THC distillates are simple to infuse in liquids, gummies, hard candies, and even Mac and Cheese. High-end chefs have been experimenting with the likes of THC glazes for steaks, and the first edible restaurant was opened in 2019 (in the States). Edible products have swiftly evolved from the preference of those who would rather not smoke to a burgeoning field of cuisine in a very short time.
The move to distillate from more traditional edible recipes, which typically relied on baking THC or cannabinoids into oils or butter, has also helped to mask the taste of cannabis that many find unappetizing. Even if you don’t much like the taste or smell of cannabis, the modern world of edibles has lots to offer! If you’re a chocoholic, there are lots of premium chocolate bars chalk full of marijuana on the market. If you’re a gummy guy, then you’ve got access to every fruit flavour there is! Never mind a few that don’t exist in nature, but are still delicious in their own right.
Why Should I Care?
As the Canadian cannabis industry continues to evolve, it’s looking more like edibles will be a key deciding factor in which companies come out on top. New edibles can be exciting, as they open up new opportunities to market cannabis products to consumers who enjoy the act of eating food, as well as those who might be wary of the health effects of smoking regularly. Evidently, polling would suggest that the majority of people like to eat. Plus, who wouldn’t want to try a THC-infused fruit smoothie?
Never mind a smoothie, I don’t know too many people who would turn their nose up at a cannabis-infused pint of beer. Edible (or drinkable, in this case) cannabis products have potential for cross-marketing with companies who want to take advantage of the growing industry. Molson Coors and Steam Whistle have both expressed an interest in pursuing the creation of a cannabis-infused product within the past two years, and whoever is the first to make that happen stands to make a pretty penny.
Really, I’m just saying that if Taco Bell announced tomorrow that they were releasing a THC-infused gordita wrapped in a Doritos shell, that I’d be first in line to get it. Given the way things are going with edibles, I hope that someone over there can help make my dream a reality.

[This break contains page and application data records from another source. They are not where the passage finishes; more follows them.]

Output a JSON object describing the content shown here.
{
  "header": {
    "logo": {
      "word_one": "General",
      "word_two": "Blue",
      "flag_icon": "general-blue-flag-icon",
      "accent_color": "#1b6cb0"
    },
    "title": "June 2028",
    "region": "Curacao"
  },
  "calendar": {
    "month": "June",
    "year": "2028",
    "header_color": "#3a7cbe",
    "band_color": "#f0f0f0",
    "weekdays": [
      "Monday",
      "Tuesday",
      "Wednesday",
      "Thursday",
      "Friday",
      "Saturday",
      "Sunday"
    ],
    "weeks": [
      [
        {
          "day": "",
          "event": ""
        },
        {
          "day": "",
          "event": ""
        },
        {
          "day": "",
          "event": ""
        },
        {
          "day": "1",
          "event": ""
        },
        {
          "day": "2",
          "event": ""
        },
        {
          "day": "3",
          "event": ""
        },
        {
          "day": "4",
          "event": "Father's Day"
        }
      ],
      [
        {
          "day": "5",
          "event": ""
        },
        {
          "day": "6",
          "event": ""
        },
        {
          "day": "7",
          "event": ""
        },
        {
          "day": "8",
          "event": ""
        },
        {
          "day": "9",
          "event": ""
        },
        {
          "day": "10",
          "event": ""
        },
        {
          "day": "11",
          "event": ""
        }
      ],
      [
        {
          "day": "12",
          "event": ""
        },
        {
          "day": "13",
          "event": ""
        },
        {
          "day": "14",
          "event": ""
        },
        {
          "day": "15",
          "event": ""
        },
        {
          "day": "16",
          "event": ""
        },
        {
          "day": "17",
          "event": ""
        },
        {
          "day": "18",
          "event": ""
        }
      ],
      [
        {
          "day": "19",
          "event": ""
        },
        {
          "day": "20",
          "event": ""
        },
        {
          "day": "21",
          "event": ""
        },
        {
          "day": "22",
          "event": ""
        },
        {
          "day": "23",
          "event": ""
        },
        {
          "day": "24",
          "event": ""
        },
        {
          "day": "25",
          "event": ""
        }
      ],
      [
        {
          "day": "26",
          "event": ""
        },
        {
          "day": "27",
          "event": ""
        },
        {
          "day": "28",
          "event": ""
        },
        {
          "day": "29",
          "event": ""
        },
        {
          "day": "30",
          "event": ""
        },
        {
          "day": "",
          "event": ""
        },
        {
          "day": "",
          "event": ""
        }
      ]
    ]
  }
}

How Can I Get Into Edibles?
Well, unless you’re in Quebec or a state that hasn’t yet legalized cannabis, it’s fairly easy! In Ontario, licensed dispensaries are permitted to carry and sell a wide variety of edible cannabis products. They’re fairly limited in terms of dosage, so if you’re looking for something a little more potent, you might have to brave the grey market of cannabis. If you’ve never tried an edible before, however, it would probably be best to start with legal ones.
As much as I typically like to avoid comparisons to alcohol, comparing edibles to drinking is a bit more apt than a comparison to smoking flower. When it comes to edible cannabis products, dosage control really goes a long way. If we consider smoking flower comparable to drinking a beer, then eating edibles is more like drinking liquor. You can still do it responsibly, but it’s a bit more difficult. A tiny piece of even a small edible can go a long way, and leave you feeling down for hours. No one wants that, much like most people don’t drink to get blackout.
Some do, of course, and there are lots of options for those people, too. Such is the beauty of the modern market! If the stores around you don’t have access to the products you prefer, there are at least a dozen more that do within walkable distance. There are so many options when it comes to cannabis right now, if you’re willing to look for it. Even smaller weed delivery services will typically have access to multiple lines of edible products to compliment their more traditional offerings.
If all this talk has left you craving edibles, or feeling just a bit experimental, take a look at a few of the edible options available from Quicknugs.com . You won’t be disappointe